Walter, William (DNB00)
|←Walter, Richard||Dictionary of National Biography, 1885-1900, Volume 59
WALTER, WILLIAM (fl. 1520), translator, is described on the title-pages of his books as 'servaunt to Syr Henry Marney, knight, chaunceler of the duchy of Lancastre.' Marney was chancellor from 1509 to 1523, in which year he was created Baron Marney, dying a month later (G. E. Cokayne). Complete Peerage, v. 259). It is therefore probable that Walter's works were written earlier than is indicated by the date of publication of his first work. Possibly he is the Walter whose services in Paris were so useful to Thomas Lupset [q. v.] in 1528 (Letters and Papers, iv. 4022-3).
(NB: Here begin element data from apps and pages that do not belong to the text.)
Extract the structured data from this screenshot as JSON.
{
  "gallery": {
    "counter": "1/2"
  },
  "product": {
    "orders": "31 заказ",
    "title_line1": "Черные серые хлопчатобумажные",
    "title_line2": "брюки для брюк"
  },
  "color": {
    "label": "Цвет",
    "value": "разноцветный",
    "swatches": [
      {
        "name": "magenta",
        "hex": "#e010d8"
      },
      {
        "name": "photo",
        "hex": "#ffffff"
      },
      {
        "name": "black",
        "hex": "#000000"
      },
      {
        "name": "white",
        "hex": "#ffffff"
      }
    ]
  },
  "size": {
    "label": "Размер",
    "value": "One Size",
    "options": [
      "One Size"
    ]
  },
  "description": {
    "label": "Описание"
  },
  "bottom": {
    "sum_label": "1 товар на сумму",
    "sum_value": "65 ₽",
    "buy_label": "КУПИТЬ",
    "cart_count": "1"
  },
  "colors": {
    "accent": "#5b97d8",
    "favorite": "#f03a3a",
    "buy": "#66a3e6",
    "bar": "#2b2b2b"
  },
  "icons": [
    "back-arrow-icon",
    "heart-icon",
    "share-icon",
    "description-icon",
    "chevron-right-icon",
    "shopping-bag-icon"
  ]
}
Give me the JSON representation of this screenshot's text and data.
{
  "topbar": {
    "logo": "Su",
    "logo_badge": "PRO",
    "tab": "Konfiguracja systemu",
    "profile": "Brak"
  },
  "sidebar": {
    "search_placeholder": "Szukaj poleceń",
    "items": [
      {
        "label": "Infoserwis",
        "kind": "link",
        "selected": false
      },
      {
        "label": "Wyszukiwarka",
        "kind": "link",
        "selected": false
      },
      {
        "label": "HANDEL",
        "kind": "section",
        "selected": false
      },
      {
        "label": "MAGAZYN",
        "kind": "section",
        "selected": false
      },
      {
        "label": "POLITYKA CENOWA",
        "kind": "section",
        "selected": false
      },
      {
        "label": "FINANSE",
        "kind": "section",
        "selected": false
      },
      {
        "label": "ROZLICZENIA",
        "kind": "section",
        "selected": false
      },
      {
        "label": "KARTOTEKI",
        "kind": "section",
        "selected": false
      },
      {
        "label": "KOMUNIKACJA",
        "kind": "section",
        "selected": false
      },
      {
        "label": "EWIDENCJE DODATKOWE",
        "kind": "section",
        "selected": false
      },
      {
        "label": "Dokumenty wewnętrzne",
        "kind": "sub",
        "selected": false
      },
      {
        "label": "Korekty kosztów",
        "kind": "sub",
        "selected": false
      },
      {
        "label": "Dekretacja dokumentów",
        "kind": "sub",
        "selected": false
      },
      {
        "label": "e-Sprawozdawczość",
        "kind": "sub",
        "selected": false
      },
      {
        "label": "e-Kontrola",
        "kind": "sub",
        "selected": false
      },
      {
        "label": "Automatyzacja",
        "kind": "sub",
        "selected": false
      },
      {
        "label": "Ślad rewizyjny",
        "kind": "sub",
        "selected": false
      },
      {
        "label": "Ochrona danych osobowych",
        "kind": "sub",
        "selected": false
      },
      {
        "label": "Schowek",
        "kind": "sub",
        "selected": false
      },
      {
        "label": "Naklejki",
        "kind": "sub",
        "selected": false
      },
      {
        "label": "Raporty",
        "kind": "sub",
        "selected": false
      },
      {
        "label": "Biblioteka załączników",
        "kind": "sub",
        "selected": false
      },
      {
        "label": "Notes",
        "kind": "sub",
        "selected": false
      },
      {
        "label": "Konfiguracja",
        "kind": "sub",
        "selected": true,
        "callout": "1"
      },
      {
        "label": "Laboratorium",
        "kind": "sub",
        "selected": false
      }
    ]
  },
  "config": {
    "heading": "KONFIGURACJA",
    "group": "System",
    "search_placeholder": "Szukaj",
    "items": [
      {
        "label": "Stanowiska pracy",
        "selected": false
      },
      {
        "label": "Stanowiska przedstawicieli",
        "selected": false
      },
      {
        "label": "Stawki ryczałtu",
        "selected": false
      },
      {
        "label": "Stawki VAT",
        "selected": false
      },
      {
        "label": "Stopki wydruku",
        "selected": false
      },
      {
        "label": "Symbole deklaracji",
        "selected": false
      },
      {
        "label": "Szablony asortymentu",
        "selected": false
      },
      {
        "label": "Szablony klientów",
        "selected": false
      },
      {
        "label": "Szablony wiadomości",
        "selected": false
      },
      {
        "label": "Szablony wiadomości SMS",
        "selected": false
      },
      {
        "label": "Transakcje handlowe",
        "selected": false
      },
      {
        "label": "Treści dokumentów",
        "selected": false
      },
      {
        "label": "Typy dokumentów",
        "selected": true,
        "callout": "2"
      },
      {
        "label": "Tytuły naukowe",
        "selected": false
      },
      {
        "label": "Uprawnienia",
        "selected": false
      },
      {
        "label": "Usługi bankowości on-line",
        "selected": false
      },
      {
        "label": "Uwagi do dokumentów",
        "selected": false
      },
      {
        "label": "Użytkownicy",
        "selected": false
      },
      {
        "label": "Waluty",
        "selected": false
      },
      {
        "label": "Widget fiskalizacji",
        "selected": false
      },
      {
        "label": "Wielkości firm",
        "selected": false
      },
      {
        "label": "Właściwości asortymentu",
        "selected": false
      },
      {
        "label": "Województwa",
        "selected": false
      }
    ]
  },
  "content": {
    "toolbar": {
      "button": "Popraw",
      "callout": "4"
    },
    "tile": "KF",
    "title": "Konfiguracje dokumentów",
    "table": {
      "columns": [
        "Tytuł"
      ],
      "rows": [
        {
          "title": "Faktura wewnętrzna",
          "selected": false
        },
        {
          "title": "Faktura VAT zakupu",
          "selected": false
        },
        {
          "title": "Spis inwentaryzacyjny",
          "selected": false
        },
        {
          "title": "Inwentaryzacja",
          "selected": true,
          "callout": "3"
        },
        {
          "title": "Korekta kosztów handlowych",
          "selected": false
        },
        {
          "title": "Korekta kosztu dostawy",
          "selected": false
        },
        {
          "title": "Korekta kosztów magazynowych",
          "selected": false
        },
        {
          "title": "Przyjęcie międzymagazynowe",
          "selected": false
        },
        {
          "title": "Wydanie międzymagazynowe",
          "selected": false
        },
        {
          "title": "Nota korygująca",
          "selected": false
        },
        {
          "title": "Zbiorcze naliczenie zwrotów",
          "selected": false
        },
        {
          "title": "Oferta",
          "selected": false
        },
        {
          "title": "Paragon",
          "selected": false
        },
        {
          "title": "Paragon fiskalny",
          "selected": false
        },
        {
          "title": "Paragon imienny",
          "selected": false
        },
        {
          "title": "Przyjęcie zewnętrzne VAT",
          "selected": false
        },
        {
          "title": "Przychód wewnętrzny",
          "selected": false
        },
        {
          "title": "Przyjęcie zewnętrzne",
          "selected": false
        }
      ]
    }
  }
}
His works are: 1. 'Guystarde and Sygysmonde. Here foloweth the amerous hystory of Guistarde and Sygysmonde and of theyr dolorous deth by her father, newly translated out of laten into englysshe by Wyllyam Walter, servaunt to Syr Henry Marney, knight, chaunceler of the duchy of Lancastre. Imprinted at London in Flete Strete at the sygne of the Sonne by Wynkyn de Worde. In the yere of our lords 1532,' 4to. The poem was reprinted for the Roxburghe Club in 1818. It is written in seven-line stanzas, with occasional additional stanzas in the same metre inserted by R. Coplande by way of edifying comment. The Latin may be Leonard Aretino's version of Boccaccio's story. The poem is different from 'The statelie Tragedy of Guistard and Sismond' which occurs in ' Certaine worthye Manuscript Poems of great Antiquitie . . . published by J. S.,' London, 1597; Edinburgh, 1812; but the metre is the same, and neither poem is directly from Boccaccio. 2. 'The Spectacle of Lovers. Hereafter foloweth a lytell contravers dyalogue between love and councell with many goodly argumentes of good women and bad, very compendyous to all estates, newly compyled by William Walter, servaunt unto Syr Henry Marnaye, knyght, Chauncelour of the Duchy of Lancastre. Imprynted at London in Flete Strete at the sygne of the Sonne by me, Wynkyn de Worde,' n.d., 4to. There is a short account of this poem, which is apparently a translation, in Collier's 'Bibliographical Account of Early English Literature' (ii. 378, 482). Robert Coplande writes l'envoy. 3. 'Tytus and Gesyppus. Here begynneth the hystory of Tytus and Gesyppus translated out of latyn in to englyshe by Wyllyam Walter, sometymeservante to Syr Henry Marney,knyght, chaunceler of the duchy of Lancastre. Emprynted at London in the Flete Strete at the sygne of the Sonne by me, Wynkyn de Worde,' n.d., 4to. The poem is described in Dibdin's edition of Herbert's Ames.[Dibdin's edition of Herbert's Ames, ii. 292, 337, 338; Warton's English Poetry, iii. 188, iv. 339; none of the original editions of Walter's works are in the Brit. Mus. Libr.]